**Activity**
Copy out each line containing "Search" from the entries below.

**Listed records**

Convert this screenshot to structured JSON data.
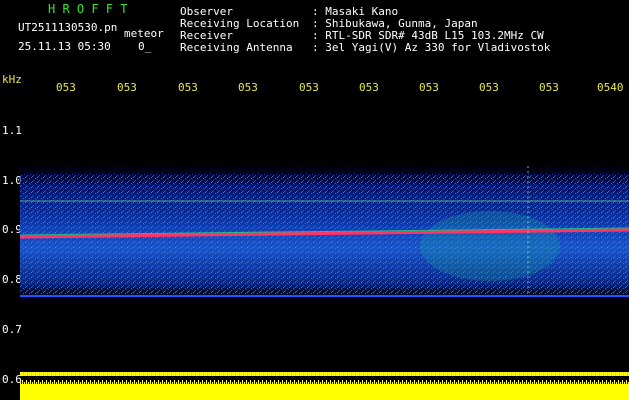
{
  "header": {
    "app_name": "H R O F F T",
    "filename": "UT2511130530.pn",
    "meteor_label": "meteor",
    "datetime": "25.11.13 05:30",
    "count": "0_",
    "info_labels": [
      "Observer",
      "Receiving Location",
      "Receiver",
      "Receiving Antenna"
    ],
    "info_values": [
      ": Masaki Kano",
      ": Shibukawa, Gunma, Japan",
      ": RTL-SDR SDR# 43dB L15 103.2MHz CW",
      ": 3el Yagi(V) Az 330 for Vladivostok"
    ]
  },
  "axes": {
    "y_unit": "kHz",
    "y_ticks": [
      "1.1",
      "1.0",
      "0.9",
      "0.8",
      "0.7",
      "0.6"
    ],
    "x_ticks": [
      "053",
      "053",
      "053",
      "053",
      "053",
      "053",
      "053",
      "053",
      "053",
      "0540"
    ]
  },
  "colors": {
    "background": "#000000",
    "grid": "#55ccaa",
    "signal_line": "#ff3366",
    "echo_band": "#00ffee",
    "noise_floor": "#ffff00",
    "text_axis": "#e8e84a",
    "text_title": "#2ee82e"
  }
}
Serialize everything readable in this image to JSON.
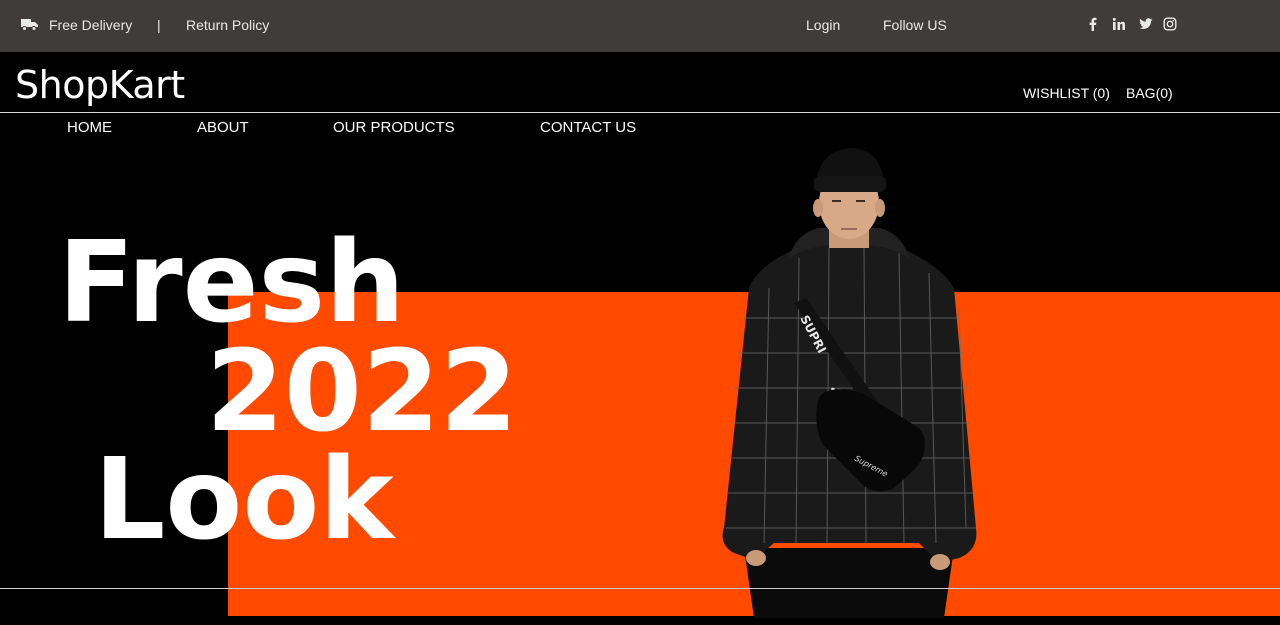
{
  "colors": {
    "topbar_bg": "#403c3c",
    "accent_orange": "#ff4a00",
    "background": "#000000",
    "text_light": "#ffffff"
  },
  "topbar": {
    "delivery_icon": "truck-icon",
    "free_delivery": "Free Delivery",
    "separator": "|",
    "return_policy": "Return Policy",
    "login": "Login",
    "follow_us": "Follow US",
    "social_icons": [
      "facebook-icon",
      "linkedin-icon",
      "twitter-icon",
      "instagram-icon"
    ]
  },
  "header": {
    "logo": "ShopKart",
    "wishlist": "WISHLIST (0)",
    "bag": "BAG(0)"
  },
  "nav": {
    "items": [
      "HOME",
      "ABOUT",
      "OUR PRODUCTS",
      "CONTACT US"
    ]
  },
  "hero": {
    "line1": "Fresh",
    "line2": "2022",
    "line3": "Look",
    "image": "model-in-black-jacket-photo"
  }
}
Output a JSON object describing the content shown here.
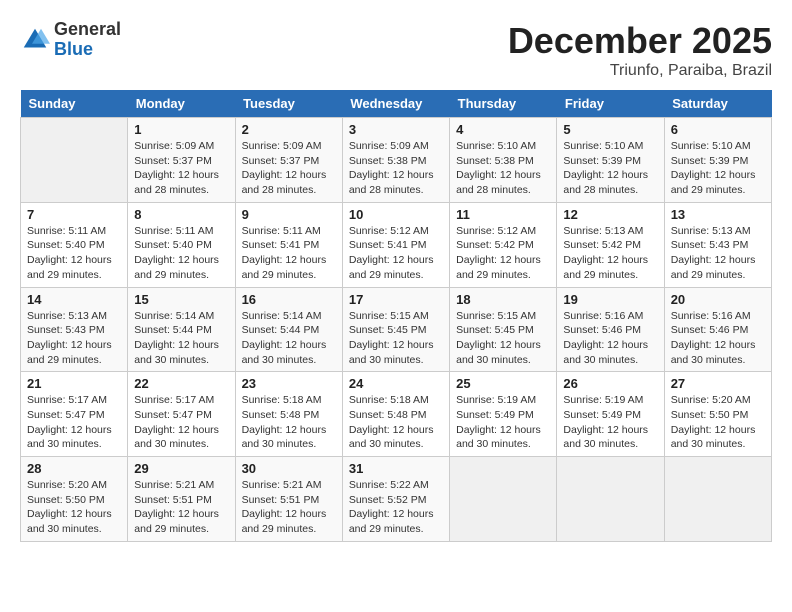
{
  "header": {
    "logo_general": "General",
    "logo_blue": "Blue",
    "month_title": "December 2025",
    "location": "Triunfo, Paraiba, Brazil"
  },
  "weekdays": [
    "Sunday",
    "Monday",
    "Tuesday",
    "Wednesday",
    "Thursday",
    "Friday",
    "Saturday"
  ],
  "weeks": [
    [
      {
        "day": "",
        "info": ""
      },
      {
        "day": "1",
        "info": "Sunrise: 5:09 AM\nSunset: 5:37 PM\nDaylight: 12 hours\nand 28 minutes."
      },
      {
        "day": "2",
        "info": "Sunrise: 5:09 AM\nSunset: 5:37 PM\nDaylight: 12 hours\nand 28 minutes."
      },
      {
        "day": "3",
        "info": "Sunrise: 5:09 AM\nSunset: 5:38 PM\nDaylight: 12 hours\nand 28 minutes."
      },
      {
        "day": "4",
        "info": "Sunrise: 5:10 AM\nSunset: 5:38 PM\nDaylight: 12 hours\nand 28 minutes."
      },
      {
        "day": "5",
        "info": "Sunrise: 5:10 AM\nSunset: 5:39 PM\nDaylight: 12 hours\nand 28 minutes."
      },
      {
        "day": "6",
        "info": "Sunrise: 5:10 AM\nSunset: 5:39 PM\nDaylight: 12 hours\nand 29 minutes."
      }
    ],
    [
      {
        "day": "7",
        "info": "Sunrise: 5:11 AM\nSunset: 5:40 PM\nDaylight: 12 hours\nand 29 minutes."
      },
      {
        "day": "8",
        "info": "Sunrise: 5:11 AM\nSunset: 5:40 PM\nDaylight: 12 hours\nand 29 minutes."
      },
      {
        "day": "9",
        "info": "Sunrise: 5:11 AM\nSunset: 5:41 PM\nDaylight: 12 hours\nand 29 minutes."
      },
      {
        "day": "10",
        "info": "Sunrise: 5:12 AM\nSunset: 5:41 PM\nDaylight: 12 hours\nand 29 minutes."
      },
      {
        "day": "11",
        "info": "Sunrise: 5:12 AM\nSunset: 5:42 PM\nDaylight: 12 hours\nand 29 minutes."
      },
      {
        "day": "12",
        "info": "Sunrise: 5:13 AM\nSunset: 5:42 PM\nDaylight: 12 hours\nand 29 minutes."
      },
      {
        "day": "13",
        "info": "Sunrise: 5:13 AM\nSunset: 5:43 PM\nDaylight: 12 hours\nand 29 minutes."
      }
    ],
    [
      {
        "day": "14",
        "info": "Sunrise: 5:13 AM\nSunset: 5:43 PM\nDaylight: 12 hours\nand 29 minutes."
      },
      {
        "day": "15",
        "info": "Sunrise: 5:14 AM\nSunset: 5:44 PM\nDaylight: 12 hours\nand 30 minutes."
      },
      {
        "day": "16",
        "info": "Sunrise: 5:14 AM\nSunset: 5:44 PM\nDaylight: 12 hours\nand 30 minutes."
      },
      {
        "day": "17",
        "info": "Sunrise: 5:15 AM\nSunset: 5:45 PM\nDaylight: 12 hours\nand 30 minutes."
      },
      {
        "day": "18",
        "info": "Sunrise: 5:15 AM\nSunset: 5:45 PM\nDaylight: 12 hours\nand 30 minutes."
      },
      {
        "day": "19",
        "info": "Sunrise: 5:16 AM\nSunset: 5:46 PM\nDaylight: 12 hours\nand 30 minutes."
      },
      {
        "day": "20",
        "info": "Sunrise: 5:16 AM\nSunset: 5:46 PM\nDaylight: 12 hours\nand 30 minutes."
      }
    ],
    [
      {
        "day": "21",
        "info": "Sunrise: 5:17 AM\nSunset: 5:47 PM\nDaylight: 12 hours\nand 30 minutes."
      },
      {
        "day": "22",
        "info": "Sunrise: 5:17 AM\nSunset: 5:47 PM\nDaylight: 12 hours\nand 30 minutes."
      },
      {
        "day": "23",
        "info": "Sunrise: 5:18 AM\nSunset: 5:48 PM\nDaylight: 12 hours\nand 30 minutes."
      },
      {
        "day": "24",
        "info": "Sunrise: 5:18 AM\nSunset: 5:48 PM\nDaylight: 12 hours\nand 30 minutes."
      },
      {
        "day": "25",
        "info": "Sunrise: 5:19 AM\nSunset: 5:49 PM\nDaylight: 12 hours\nand 30 minutes."
      },
      {
        "day": "26",
        "info": "Sunrise: 5:19 AM\nSunset: 5:49 PM\nDaylight: 12 hours\nand 30 minutes."
      },
      {
        "day": "27",
        "info": "Sunrise: 5:20 AM\nSunset: 5:50 PM\nDaylight: 12 hours\nand 30 minutes."
      }
    ],
    [
      {
        "day": "28",
        "info": "Sunrise: 5:20 AM\nSunset: 5:50 PM\nDaylight: 12 hours\nand 30 minutes."
      },
      {
        "day": "29",
        "info": "Sunrise: 5:21 AM\nSunset: 5:51 PM\nDaylight: 12 hours\nand 29 minutes."
      },
      {
        "day": "30",
        "info": "Sunrise: 5:21 AM\nSunset: 5:51 PM\nDaylight: 12 hours\nand 29 minutes."
      },
      {
        "day": "31",
        "info": "Sunrise: 5:22 AM\nSunset: 5:52 PM\nDaylight: 12 hours\nand 29 minutes."
      },
      {
        "day": "",
        "info": ""
      },
      {
        "day": "",
        "info": ""
      },
      {
        "day": "",
        "info": ""
      }
    ]
  ]
}
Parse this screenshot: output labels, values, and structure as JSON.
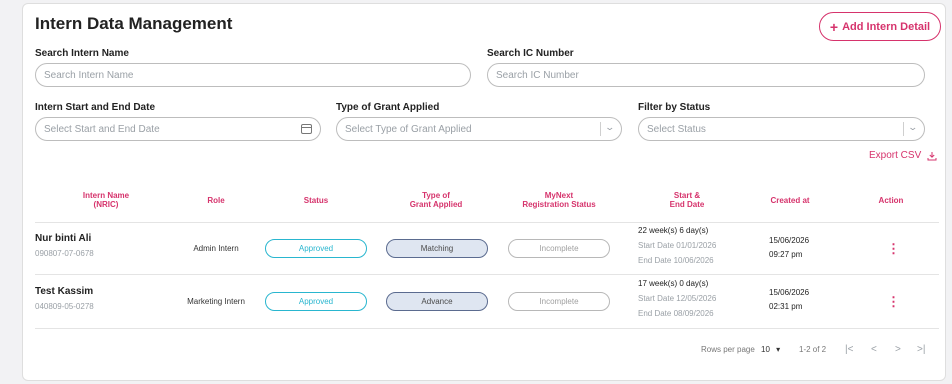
{
  "header": {
    "title": "Intern Data Management",
    "add_button_label": "Add Intern Detail",
    "add_icon": "plus-icon"
  },
  "filters": {
    "name_label": "Search Intern Name",
    "name_placeholder": "Search Intern Name",
    "ic_label": "Search IC Number",
    "ic_placeholder": "Search IC Number",
    "date_label": "Intern Start and End Date",
    "date_placeholder": "Select Start and End Date",
    "date_icon": "calendar-icon",
    "grant_label": "Type of Grant Applied",
    "grant_placeholder": "Select Type of Grant Applied",
    "status_label": "Filter by Status",
    "status_placeholder": "Select Status"
  },
  "export": {
    "label": "Export CSV",
    "icon": "download-icon"
  },
  "table": {
    "columns": {
      "name_l1": "Intern Name",
      "name_l2": "(NRIC)",
      "role": "Role",
      "status": "Status",
      "grant_l1": "Type of",
      "grant_l2": "Grant Applied",
      "reg_l1": "MyNext",
      "reg_l2": "Registration Status",
      "dates_l1": "Start &",
      "dates_l2": "End Date",
      "created": "Created at",
      "action": "Action"
    },
    "rows": [
      {
        "name": "Nur binti Ali",
        "nric": "090807-07-0678",
        "role": "Admin Intern",
        "status": "Approved",
        "grant": "Matching",
        "registration": "Incomplete",
        "duration": "22 week(s) 6 day(s)",
        "start": "Start Date 01/01/2026",
        "end": "End Date 10/06/2026",
        "created_date": "15/06/2026",
        "created_time": "09:27 pm"
      },
      {
        "name": "Test Kassim",
        "nric": "040809-05-0278",
        "role": "Marketing Intern",
        "status": "Approved",
        "grant": "Advance",
        "registration": "Incomplete",
        "duration": "17 week(s) 0 day(s)",
        "start": "Start Date 12/05/2026",
        "end": "End Date 08/09/2026",
        "created_date": "15/06/2026",
        "created_time": "02:31 pm"
      }
    ]
  },
  "pagination": {
    "rows_per_page_label": "Rows per page",
    "rows_per_page": "10",
    "range": "1-2 of 2"
  },
  "colors": {
    "accent": "#d6336c",
    "approved": "#29b6cf",
    "grant_fill": "#dfe6f1"
  }
}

**Result of the task**
    "name_label": "Search Intern Name",
    "name_placeholder": "Search Intern Name",
    "ic_label": "Search IC Number",
    "ic_placeholder": "Search IC Number",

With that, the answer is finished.